Not two days later, Jan Nielsen, senior minister at our church, delivered a jolting sermon using the story of Jacob as a way of approaching atonement for Yom Kippur.  She talked about Jacob wrestling with a man who, by the end of the night, un-names him, and in doing so, frees him from his past of misdeeds and destruction.  She posited that becoming your best self is, at best, a work in progress.  For. Ever.  I groan internally at the thought.  Forever seems like a long time to be comfortable with change.  How many names does one have to lose, exactly?

The second theme that lurks is from Ray Bradbury's All Summer in a Day.  The title itself makes me shudder.  It is the story of the sun, being present for only one hour every so many years, and what happens when you miss it.  It has been referenced in the last two books in a row that I've read.  In both, the theme of that story underscores the narrators worry that happiness is but a fleeting moment, and the opportunity frail.  It's a well placed reference in both, making both stories more acutely devastating in a "don't let this slip away" kind of way.  Like I need help feeling more claustrophobic.

These two themes have been kicking around in my head as I try to figure out where they'll settle in to my being.  This idea that there might not be an absolute, that the names and scaffolding might not be real, unnerves me.  For better or for worse, I am sometimes so literal I actually hurt myself rolling my own eyes.  Never mind the times (frequent) that my fingers slip.  Or get blisters.  Or just miss the bar completely.  I still trust in that framework, and could actually name the bars if asked.  But I think that what the transition of fall, and the naming, and the Ray Bradbury story have been suggesting to me is that perhaps it's in the spaces between the bars that the good stuff resides.  My heart rate increases just thinking about it, but maybe the falling is where the real living happens.  And maybe the bars won't look the same after you let go.  Maybe some things you lose when you let go.  But maybe the sun in those spaces is so bright, so bone-warming, that it's worth the chance.

I'm not sure I will ever convince my body not to fight the coming cold.  I certainly never expect to be fully accepting of transition.  But maybe in these two ideas I can start to remove a finger or two from the rungs, or lose a name, or even (gasp!) be comfortable in uncertainty.  It's daunting to consider, but maybe it's worth the risk.

The Age of Miracles by Karen Thompson Walker
The Brief Wondrous Life of Oscar Wao by Junot Diaz
The Layers by Stanley Kunitz

Song list:
Words Fail You by Kris Delmhorst


Half Pint the Buckeye said...

Wow. Truly profound insight in there, Katy.
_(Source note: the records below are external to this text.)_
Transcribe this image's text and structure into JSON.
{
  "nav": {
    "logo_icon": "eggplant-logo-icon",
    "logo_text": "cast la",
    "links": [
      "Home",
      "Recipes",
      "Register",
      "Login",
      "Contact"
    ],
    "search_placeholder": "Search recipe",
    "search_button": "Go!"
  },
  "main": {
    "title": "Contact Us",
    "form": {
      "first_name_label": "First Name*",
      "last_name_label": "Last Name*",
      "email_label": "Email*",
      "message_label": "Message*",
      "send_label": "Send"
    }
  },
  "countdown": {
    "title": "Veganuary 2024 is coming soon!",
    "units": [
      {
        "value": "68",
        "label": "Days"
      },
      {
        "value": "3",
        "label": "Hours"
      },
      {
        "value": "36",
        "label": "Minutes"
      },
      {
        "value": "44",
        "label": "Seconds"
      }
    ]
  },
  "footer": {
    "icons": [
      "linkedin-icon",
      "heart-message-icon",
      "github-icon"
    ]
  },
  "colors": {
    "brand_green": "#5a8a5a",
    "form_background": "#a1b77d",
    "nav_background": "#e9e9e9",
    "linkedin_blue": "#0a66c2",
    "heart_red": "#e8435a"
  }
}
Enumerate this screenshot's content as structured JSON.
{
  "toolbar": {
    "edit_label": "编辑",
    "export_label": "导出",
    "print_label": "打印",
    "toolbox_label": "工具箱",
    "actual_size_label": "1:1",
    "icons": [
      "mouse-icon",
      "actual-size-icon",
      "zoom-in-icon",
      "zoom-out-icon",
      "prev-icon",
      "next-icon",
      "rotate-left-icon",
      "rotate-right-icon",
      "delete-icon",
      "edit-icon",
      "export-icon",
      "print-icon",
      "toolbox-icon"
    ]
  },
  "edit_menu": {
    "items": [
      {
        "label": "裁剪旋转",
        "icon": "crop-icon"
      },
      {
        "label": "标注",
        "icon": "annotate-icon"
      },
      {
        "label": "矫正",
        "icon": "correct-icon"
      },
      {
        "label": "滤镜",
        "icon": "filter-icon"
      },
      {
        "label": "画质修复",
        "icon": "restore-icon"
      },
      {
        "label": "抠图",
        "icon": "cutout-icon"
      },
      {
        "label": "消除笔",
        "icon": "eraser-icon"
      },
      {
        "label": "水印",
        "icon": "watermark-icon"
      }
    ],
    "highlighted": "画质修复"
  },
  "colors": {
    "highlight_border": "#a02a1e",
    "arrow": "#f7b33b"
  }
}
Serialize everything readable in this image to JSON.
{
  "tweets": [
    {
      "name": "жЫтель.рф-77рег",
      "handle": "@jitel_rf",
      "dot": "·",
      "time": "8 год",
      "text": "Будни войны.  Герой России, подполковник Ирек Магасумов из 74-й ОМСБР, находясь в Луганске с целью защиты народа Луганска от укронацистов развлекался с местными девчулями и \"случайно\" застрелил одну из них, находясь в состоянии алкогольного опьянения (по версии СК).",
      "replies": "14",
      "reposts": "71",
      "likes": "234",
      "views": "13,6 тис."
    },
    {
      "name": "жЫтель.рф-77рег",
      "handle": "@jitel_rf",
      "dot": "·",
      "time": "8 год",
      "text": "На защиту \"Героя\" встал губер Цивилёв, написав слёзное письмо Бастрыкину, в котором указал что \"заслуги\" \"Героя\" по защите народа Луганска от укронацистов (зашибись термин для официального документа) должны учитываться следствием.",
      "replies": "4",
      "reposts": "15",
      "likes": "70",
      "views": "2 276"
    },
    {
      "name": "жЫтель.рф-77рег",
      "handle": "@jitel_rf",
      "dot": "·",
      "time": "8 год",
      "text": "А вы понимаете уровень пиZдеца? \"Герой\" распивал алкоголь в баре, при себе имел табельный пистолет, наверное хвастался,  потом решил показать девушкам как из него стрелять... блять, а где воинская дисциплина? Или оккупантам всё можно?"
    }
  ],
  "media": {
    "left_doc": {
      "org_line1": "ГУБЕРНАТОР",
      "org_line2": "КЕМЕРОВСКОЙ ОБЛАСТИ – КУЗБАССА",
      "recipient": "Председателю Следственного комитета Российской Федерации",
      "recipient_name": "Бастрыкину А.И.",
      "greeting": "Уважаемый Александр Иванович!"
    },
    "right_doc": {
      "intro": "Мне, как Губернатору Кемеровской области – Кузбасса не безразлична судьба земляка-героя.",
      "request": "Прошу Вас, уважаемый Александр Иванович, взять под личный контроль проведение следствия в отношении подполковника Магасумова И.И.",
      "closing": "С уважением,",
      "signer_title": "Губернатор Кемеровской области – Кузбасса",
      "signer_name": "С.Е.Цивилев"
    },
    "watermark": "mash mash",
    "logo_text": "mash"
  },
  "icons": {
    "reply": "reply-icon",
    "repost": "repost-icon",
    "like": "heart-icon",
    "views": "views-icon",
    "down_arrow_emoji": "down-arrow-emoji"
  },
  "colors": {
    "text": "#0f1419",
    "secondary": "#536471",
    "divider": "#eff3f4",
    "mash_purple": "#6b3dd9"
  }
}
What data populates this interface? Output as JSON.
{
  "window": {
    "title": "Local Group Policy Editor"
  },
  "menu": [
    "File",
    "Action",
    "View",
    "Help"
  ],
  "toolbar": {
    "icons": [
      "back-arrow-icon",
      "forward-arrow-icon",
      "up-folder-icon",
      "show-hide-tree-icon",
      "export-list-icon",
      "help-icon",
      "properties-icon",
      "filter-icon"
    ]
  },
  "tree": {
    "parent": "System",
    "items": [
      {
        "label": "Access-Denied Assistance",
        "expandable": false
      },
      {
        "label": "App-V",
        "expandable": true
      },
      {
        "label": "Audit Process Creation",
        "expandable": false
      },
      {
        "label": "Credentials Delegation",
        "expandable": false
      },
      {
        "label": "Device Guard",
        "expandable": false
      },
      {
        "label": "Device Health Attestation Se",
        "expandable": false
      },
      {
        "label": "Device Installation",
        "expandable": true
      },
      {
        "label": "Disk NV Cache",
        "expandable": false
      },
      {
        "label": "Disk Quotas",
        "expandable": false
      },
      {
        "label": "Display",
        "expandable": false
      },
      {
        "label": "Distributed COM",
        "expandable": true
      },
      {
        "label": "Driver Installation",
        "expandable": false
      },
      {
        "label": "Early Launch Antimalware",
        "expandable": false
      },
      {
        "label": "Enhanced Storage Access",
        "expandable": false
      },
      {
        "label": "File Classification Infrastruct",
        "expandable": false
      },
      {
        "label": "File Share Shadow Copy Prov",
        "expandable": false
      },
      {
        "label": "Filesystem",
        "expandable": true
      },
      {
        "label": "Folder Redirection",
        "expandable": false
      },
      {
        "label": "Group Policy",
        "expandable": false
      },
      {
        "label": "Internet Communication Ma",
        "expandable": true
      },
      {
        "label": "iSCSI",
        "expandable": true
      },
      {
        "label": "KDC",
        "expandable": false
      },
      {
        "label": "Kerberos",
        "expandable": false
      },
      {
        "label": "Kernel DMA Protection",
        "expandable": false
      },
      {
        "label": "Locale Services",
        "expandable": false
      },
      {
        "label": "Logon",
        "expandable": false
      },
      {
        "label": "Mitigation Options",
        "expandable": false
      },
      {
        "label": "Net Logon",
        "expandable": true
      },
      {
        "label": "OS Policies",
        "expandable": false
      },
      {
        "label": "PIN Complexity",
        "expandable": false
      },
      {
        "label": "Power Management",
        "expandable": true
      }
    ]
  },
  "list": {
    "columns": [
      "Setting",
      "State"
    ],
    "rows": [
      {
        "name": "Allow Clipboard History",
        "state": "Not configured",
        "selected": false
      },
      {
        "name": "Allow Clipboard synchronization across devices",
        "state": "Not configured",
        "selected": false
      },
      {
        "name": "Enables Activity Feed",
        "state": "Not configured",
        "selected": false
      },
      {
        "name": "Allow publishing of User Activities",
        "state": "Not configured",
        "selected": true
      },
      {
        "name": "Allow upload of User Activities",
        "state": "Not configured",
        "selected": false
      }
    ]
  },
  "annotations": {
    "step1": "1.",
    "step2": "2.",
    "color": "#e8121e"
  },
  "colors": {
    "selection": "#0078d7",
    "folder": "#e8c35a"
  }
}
Thank you for this entry and for your bravery to embrace the transitions as well as those trusty rungs. Needed this reminder. :-)

Adam Hirsch said...

Wow. You hold and evoke an emotional moment so artfully and well, you make me look at our own coming autumn differently. Nicely penned! (typed, whatever.)

Tracy said...

It's totes worth the chance and the risk!
I might not cope with change any better than the next lady. But I'm particularly well suited (or maybe well-practiced) at dwelling in the waiting space. I love the changes of the seasons more than I can describe. It helps to read you peal these layers away- helps remind me of the cool ways we are different. And remind me how busy your brain is. Ilu.